The two construction companies announced talks over an agreed deal at the end of July, but the merger quickly fell apart after a U-turn from Carillion over the fate of the Balfour’s profitable US business, Parsons Brinckerhoff, which was put up for sale in May. Carillion now wants to keep the business in any combined company, to the consternation of Balfour Beatty’s board.
Its detailed statement on cost savings represents a last appeal to Balfour’s shareholders to force the board to the table before a 21 August bid deadline from the Takeover Panel, as it is understood that Carillion will not go hostile.
Carillion plans the savings from combining the back office and IT functions of the two firms, as well as sell-offs of overlapping properties and improvements to the supply chain. The company believes the savings can be achieved by the end of 2016, but estimates are based on public documents rather than detailed due diligence, which could throw up more cost savings.
Joe Brent, a Liberum analyst, said: “The synergy prize is too big to walk away from, with Carillion confident of achieving at least £175m. Final synergies could be higher, perhaps £250m. Egos aside, this deal should happen.”
Carillion’s latest proposal included keeping Brinckerhoff, but covering the costs of bidders for the business, if they could be persuaded to continue bidding on the basis that the merger eventually failed.
Balfour shareholders would also get a final dividend worth £59m, but Balfour said the announcement did not constitute any improvement in the terms of the offer.

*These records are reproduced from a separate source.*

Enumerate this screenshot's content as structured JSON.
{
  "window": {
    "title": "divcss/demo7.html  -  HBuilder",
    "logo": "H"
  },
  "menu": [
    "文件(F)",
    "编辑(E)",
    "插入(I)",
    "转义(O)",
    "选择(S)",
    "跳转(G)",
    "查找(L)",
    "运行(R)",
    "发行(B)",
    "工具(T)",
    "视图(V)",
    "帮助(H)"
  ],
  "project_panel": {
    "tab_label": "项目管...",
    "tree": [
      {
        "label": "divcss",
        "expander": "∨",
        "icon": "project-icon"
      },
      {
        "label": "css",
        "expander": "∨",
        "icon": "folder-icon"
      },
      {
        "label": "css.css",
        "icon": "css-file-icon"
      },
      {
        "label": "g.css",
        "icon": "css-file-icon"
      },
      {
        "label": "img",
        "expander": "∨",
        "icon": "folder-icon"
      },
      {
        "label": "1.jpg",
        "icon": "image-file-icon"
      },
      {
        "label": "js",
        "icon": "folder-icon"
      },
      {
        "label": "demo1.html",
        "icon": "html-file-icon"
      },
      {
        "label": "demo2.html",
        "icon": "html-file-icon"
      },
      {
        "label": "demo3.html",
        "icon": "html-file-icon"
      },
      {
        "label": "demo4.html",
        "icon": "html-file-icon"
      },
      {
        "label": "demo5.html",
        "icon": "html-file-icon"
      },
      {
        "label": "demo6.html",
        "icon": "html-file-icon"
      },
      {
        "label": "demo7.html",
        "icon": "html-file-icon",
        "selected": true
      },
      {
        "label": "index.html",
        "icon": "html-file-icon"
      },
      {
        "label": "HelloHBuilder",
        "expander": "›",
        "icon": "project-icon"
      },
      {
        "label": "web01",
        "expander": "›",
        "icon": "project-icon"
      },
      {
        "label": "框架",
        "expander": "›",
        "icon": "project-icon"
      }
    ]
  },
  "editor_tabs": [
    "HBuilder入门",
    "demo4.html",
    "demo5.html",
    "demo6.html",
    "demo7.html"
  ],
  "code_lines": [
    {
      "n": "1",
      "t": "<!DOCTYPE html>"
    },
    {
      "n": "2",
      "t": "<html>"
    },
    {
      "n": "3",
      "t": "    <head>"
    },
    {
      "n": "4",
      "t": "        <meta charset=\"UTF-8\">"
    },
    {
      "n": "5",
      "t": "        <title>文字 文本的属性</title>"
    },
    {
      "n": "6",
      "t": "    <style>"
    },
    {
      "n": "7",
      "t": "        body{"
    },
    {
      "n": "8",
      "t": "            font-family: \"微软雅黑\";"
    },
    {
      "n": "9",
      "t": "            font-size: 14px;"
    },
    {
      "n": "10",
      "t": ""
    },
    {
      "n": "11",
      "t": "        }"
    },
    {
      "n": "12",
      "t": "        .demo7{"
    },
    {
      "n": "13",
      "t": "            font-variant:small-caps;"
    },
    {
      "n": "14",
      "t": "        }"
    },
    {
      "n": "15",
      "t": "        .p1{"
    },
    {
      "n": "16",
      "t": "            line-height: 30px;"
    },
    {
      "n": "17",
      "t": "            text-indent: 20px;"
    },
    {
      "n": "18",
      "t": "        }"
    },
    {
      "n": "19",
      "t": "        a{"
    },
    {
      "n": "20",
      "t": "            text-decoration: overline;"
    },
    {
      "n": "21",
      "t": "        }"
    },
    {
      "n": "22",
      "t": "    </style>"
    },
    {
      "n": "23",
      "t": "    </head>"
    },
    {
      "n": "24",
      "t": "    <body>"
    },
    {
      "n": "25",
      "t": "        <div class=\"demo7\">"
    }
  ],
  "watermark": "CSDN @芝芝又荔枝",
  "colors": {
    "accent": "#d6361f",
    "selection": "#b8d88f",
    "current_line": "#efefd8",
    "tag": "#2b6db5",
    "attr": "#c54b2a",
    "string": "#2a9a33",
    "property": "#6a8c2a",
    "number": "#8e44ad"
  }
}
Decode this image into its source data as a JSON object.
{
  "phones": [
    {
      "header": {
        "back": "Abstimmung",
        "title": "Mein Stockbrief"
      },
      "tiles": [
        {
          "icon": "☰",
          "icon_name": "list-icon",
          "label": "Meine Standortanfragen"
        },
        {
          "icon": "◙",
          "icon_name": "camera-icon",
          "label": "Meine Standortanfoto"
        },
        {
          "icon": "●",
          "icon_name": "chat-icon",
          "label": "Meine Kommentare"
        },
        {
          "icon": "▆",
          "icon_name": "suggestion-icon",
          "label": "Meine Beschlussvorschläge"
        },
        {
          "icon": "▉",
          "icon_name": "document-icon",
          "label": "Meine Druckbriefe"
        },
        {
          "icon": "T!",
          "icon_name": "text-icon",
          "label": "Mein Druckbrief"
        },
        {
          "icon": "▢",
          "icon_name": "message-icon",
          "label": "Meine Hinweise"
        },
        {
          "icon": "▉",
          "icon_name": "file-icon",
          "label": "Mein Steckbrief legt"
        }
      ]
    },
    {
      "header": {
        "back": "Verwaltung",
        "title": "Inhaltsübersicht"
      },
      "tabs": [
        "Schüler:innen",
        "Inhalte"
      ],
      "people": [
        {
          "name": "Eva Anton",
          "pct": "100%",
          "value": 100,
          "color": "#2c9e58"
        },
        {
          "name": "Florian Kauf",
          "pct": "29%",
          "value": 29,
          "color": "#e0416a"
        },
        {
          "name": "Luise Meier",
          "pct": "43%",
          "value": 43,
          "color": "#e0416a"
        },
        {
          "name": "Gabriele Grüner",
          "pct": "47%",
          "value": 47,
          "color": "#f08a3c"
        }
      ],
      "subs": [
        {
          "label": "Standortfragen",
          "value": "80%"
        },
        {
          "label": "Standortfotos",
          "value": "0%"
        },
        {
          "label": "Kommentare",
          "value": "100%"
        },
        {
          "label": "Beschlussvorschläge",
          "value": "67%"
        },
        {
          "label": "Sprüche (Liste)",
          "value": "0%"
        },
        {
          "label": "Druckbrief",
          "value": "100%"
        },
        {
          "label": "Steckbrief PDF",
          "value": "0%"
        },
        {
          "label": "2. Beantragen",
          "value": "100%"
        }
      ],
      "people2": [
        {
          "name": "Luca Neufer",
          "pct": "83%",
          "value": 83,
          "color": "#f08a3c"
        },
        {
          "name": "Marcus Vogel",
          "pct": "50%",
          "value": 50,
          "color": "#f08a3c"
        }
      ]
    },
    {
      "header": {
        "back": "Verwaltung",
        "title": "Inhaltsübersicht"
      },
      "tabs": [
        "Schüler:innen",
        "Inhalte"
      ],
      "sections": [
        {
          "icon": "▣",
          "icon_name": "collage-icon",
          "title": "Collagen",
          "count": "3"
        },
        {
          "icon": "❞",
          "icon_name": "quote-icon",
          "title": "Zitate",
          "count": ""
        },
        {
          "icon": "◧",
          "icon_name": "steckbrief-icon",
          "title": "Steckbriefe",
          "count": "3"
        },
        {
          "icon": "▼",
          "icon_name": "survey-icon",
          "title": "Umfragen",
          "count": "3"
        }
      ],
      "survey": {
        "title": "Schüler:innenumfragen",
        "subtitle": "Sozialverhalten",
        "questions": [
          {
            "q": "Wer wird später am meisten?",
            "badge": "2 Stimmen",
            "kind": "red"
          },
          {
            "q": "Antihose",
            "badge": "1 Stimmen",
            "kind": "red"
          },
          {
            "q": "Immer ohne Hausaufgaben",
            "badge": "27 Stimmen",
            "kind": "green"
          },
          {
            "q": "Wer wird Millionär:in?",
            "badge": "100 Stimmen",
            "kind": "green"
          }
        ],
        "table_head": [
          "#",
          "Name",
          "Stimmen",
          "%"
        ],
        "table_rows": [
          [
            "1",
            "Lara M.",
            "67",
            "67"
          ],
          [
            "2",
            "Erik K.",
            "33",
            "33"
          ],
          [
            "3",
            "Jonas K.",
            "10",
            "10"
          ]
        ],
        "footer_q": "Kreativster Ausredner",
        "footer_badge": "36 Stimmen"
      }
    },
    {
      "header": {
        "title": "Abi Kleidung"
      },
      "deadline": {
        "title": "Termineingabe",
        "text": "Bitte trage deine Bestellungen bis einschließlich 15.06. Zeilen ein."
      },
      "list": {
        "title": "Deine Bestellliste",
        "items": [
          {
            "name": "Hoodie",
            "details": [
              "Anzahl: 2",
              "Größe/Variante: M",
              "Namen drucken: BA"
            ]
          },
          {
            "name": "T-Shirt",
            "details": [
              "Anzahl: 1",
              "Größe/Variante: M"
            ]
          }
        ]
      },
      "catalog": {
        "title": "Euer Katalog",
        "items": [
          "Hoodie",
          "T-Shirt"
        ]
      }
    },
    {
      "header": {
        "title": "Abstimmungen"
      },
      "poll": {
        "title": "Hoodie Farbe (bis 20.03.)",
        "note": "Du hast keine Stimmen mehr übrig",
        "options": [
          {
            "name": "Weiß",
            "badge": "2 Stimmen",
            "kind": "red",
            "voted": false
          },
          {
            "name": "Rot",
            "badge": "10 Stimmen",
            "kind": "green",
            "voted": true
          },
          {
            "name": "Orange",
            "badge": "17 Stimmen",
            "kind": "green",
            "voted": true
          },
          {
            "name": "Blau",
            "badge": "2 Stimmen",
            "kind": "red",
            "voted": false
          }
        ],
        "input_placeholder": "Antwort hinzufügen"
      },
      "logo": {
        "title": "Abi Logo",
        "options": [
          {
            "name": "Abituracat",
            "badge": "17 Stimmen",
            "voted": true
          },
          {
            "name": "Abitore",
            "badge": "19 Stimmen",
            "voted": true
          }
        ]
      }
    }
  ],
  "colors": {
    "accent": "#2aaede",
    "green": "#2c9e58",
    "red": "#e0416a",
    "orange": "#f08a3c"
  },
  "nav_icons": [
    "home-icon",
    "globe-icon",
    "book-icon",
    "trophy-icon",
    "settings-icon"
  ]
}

Balfour said it “has serious reservations as to the achievability of the stated synergy number and believes that it creates unacceptable operational and financial risks. In contrast, Balfour Beatty has clear plans for developing rather than partially eliminating the UK construction services business.”
Balfour’s results have been hobbled by its construction business, which more than halved overall pre-tax profits to £22m in the first half. It is also without a chief executive after Andrew McNaughton was sacked in May and the group has issued four profit warnings in two years.
Carillion, in contrast, posted a 3 per cent rise in profit to £75.9m, on revenues amounting to £1.87bn.